State Department offers to share classified dissent cable on Afghanistan withdrawal with key lawmakers
The State Department said Wednesday it would allow the leaders of the House Foreign Affairs Committee to review a partially redacted, classified dissent cable written by U.S. personnel in 2021 related to the U.S. withdrawal from Afghanistan.
Republican committee Chairman Michael McCaul of Texas had announced last week plans for a committee vote on May 24 regarding whether to hold Secretary of State Antony Blinken in contempt of Congress for failing to comply with a subpoena, issued in late March, for the cable.

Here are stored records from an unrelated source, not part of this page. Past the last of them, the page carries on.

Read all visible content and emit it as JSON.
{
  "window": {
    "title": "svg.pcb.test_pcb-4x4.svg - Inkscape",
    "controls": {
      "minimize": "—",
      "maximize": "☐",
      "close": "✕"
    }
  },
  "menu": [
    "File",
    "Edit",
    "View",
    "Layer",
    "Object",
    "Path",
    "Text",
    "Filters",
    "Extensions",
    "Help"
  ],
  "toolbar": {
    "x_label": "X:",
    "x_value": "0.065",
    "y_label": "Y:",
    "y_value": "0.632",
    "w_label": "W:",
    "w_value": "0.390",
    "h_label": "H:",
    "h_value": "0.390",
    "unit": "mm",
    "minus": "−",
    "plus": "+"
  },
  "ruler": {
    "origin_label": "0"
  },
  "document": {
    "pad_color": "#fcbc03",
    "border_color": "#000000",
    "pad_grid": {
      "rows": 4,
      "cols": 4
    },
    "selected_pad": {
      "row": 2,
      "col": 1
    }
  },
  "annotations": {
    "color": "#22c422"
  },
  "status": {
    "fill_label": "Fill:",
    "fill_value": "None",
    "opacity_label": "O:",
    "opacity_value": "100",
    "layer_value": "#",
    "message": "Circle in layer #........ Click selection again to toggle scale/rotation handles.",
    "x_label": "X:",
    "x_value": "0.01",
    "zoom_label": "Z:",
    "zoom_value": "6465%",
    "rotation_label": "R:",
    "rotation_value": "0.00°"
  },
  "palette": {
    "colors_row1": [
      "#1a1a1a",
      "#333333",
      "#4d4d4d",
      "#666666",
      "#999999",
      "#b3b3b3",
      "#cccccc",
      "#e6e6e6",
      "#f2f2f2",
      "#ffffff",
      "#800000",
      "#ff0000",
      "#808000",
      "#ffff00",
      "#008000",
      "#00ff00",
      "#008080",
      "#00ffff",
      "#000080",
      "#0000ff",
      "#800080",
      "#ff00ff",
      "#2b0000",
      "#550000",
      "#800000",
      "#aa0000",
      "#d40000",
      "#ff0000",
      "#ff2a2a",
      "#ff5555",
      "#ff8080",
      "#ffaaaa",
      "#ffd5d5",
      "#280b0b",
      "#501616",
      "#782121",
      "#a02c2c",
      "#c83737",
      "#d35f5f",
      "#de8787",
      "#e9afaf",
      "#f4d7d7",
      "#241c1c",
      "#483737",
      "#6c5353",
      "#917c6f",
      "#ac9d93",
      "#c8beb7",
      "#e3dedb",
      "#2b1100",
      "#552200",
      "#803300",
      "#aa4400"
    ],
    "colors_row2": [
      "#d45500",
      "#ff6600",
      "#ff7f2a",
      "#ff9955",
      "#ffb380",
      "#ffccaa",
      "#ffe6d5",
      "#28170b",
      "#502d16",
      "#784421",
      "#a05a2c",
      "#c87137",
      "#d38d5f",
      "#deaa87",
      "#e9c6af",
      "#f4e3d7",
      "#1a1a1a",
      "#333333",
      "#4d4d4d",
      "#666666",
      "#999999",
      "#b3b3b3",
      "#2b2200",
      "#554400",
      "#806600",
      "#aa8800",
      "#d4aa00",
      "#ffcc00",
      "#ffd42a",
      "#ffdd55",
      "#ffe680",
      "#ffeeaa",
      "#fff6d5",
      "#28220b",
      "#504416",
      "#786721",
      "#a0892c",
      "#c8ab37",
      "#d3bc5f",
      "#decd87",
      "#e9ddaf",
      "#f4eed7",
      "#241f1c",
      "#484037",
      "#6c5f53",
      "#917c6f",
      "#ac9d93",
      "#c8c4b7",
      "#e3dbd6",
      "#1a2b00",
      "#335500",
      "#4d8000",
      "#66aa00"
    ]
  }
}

The matter would later move to a vote in the full House.
In a letter obtained by CBS News dated Wednesday and addressed to McCaul, the State Department said it had already provided “extraordinary” accommodations to the committee amid concerns that disclosure of the cable and its signatories could discourage employees from using the dissent channel for candid reactions to policy decisions in the future.
“Despite the materially increased risk that additional disclosures of the Dissent Channel cable could further deter Department employees from using the Dissent Channel in the future for its intended purposes of informing internal deliberations,” the letter read, “as an additional extraordinary accommodation, the Department is prepared to invite you and the Ranking Member of the Committee to visit the Department at your convenience to read this cable and its response, with the names of the signatories redacted and with the understanding that the Committee would suspend possible enforcement actions related to the Committee’s subpoena.”
The cable was written by 23 of the department’s employees in Kabul, Afghanistan, and according to the Wall Street Journal, warned that Kabul would fall after the Biden administration’s planned withdrawal deadline of Aug. 31, 2021. The Journal’s report also said that the cable pointed out the Taliban was gaining territory quickly, and that it suggested ways of speeding up the evacuation.
“Chairman McCaul himself has said that this is what he is interested in, and so it is our sincere hope that our offer here will sufficiently satisfy their request for information,” State Department deputy spokesperson Vedant Patel said Wednesday, reiterating that the dissent channel was considered an “integral and sacred” avenue for feedback within the department.
In an interview with CNN Wednesday, McCaul later said the offer marked “significant progress” in the months-long standoff, but added that he would push for other members of the committee to be able to review the documents.
“If we can work out this last step, then I think we’ve resolved a litigation fight in the courts and a good result for our veterans,” McCaul said.